Yesterday, while waiting to check out at Fred Meyer, I overheard an interesting conversation.
Behind me a dad asked a mom where their kid was. The mom laughed and pointed to a 10 or 11-year-old boy punching buttons on a computer at gift registry . The dad chuckled, “He’s registering? Is there something I need to know.” The mom quipped back, though somewhat dryly, “I think he’s just addicted to screens.”
I chuckled and smiled to myself; I watched the boy for moment as he clicked on every drop down menu and rolled the mouse around and around the screen. Then it was my turn; I paid and moved on with my day.
But there’s something about that scene I can’t shake, something in the mother’s voice– I don’t actually think she found the scene funny at all. Her tone was irreverent, but I think she meant exactly what she said; that child is addicted to screens. So addicted he’s feels compelled to explore a computer covered in pictures of engagement rings, white lilies and pastel baby carriages. There is nothing for him there– except that it’s a screen.
Look, I’m not judging; I’m really not. My kids are certainly no strangers to screen time. But it did bring up a point I think most parents struggle with, at least I do: in a world that is totally dominated by screens, how much is too much? How early is too early? What should the boundaries be?
When Bugaboo was younger (and an only child) we were super strict. We didn’t have an ipad or smart phones yet (we were very late adopters!), and with the exception of weekend sports games, she really didn’t see any TV. (On rainy days, I think her daycare sometimes let the kids watch videos, but that was really the extent of her exposure). As she got older we relaxed a little, and she could watch one episode of Dora or Sesame Street on Friday afternoons. (BTW I hate Dora).
Once, I shared our rule with a friend who has older kids, she stared at me and said, “You guys are so strict! I’ve never heard of anyone THAT strict.” I was surprised, at the time it didn’t seem strict to me; I grew up before personal computers were common place and in a house without any TV. As a matter of fact, when I was 4 my folks TRADED our TV for a Kirby vacuum cleaner. Yes, you read that correctly. They traded the TV for a vacuum. The TV. For a VACUUM ! Anyway, in my brain, compared with that, we were practically permissive.
Then Guy Guy was born, and my father-in-law gifted us an ipad, and J bought me a smart phone, and Bug got her first movie on DVD. Suddenly our house was flush with new screens, new distractions. Oh, and with a new baby, those screens and distractions helped me get so much done.
Did I write that in past tense? I should say, HELP me get so much done!
Wanna make dinner in peace? “Who want to use the ipad?”
Wanna nurse uninterrupted? “Who wants to watch Cinderella?” (Or now, Frozen!)
Need to clean the bathroom? “Who wants to look at pictures on Mommy’s phone?”
Our kids’ screen consumption has gone from 30 minutes a week to, realistically, an hour a day.

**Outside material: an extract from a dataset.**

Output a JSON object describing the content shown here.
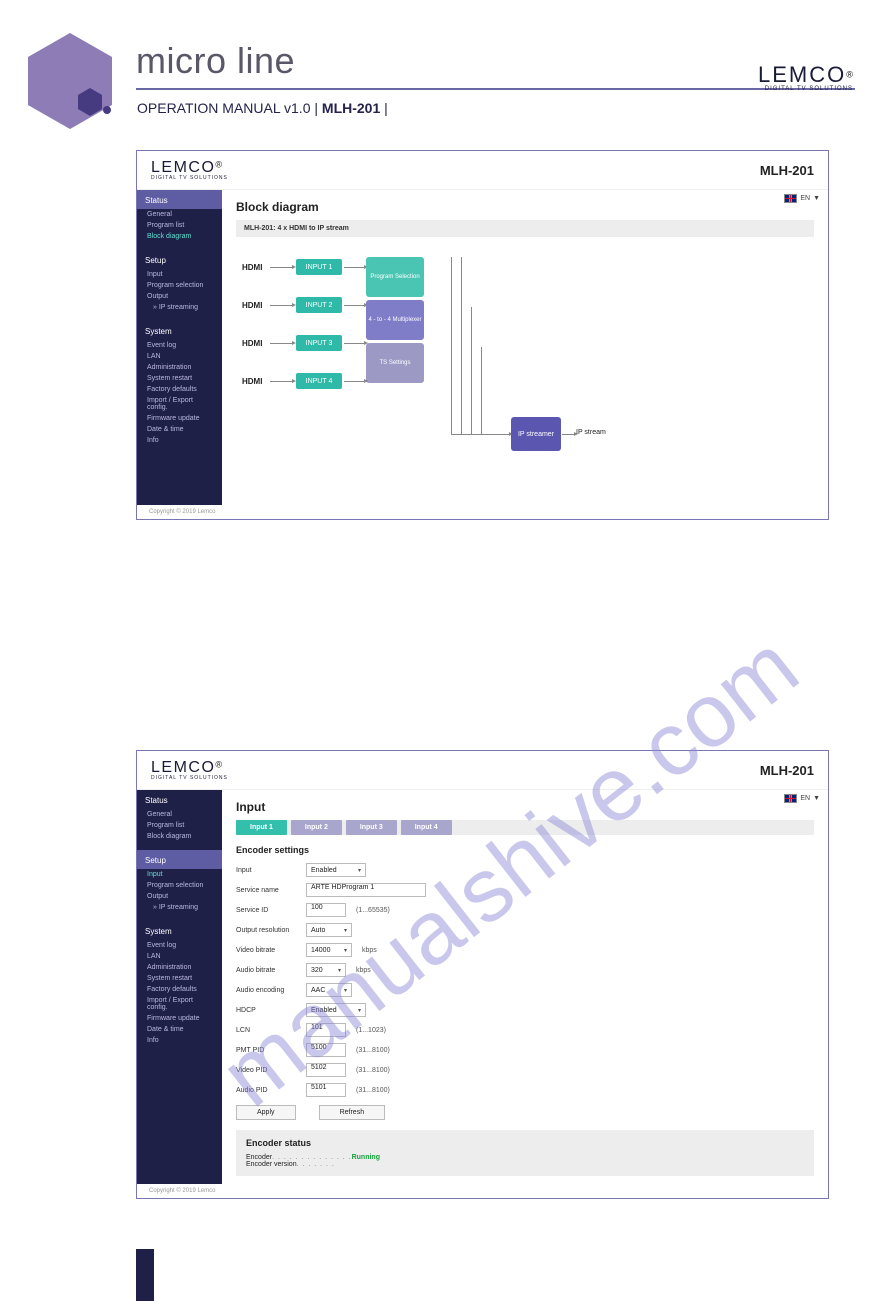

On one level, J and I made a conscious decision to allow more screen time. Apart from the selfish benefits for us, there is a practical benefit. Most kids, even little kids, are using computers, smart phones, tablets. If all the other kids are comfortable with the technology; I want my kid to be too. We’re not typically “keep up with Jones” type people, but we don’t want our kids to fall behind. I worry we’re in an era where early computer skills are as common and expected as the ABCs. I don’t want them to be the only kids in school who don’t know how to use a tablet or computer. Heck, here in Seattle, if we send our kids to public school, they will take a standardized test on a computer in Kindergarten. Kin-der-gar-ten. I guess if I’m going to teach them to count to 100, I should also teach them to use a mouse.
I don’t know, maybe I’m over thinking it. Maybe I’m just trying to make myself feel better. Maybe I’m trying to justify lazy parenting, plunking them down in front of a screen while I do something else. But now, more than ever, there sure seems to be an important place for screen time in the life of a young child. (Albeit, that place probably doesn’t need to include Frozen).
Here’s what I know for sure, I don’t want my kids to enter school technologically behind the eight ball, but I also really, really, really don’t want that kid in Fred Meyer. I don’t want my kids addicted to screens.
Courtney, how does your family handle this issue?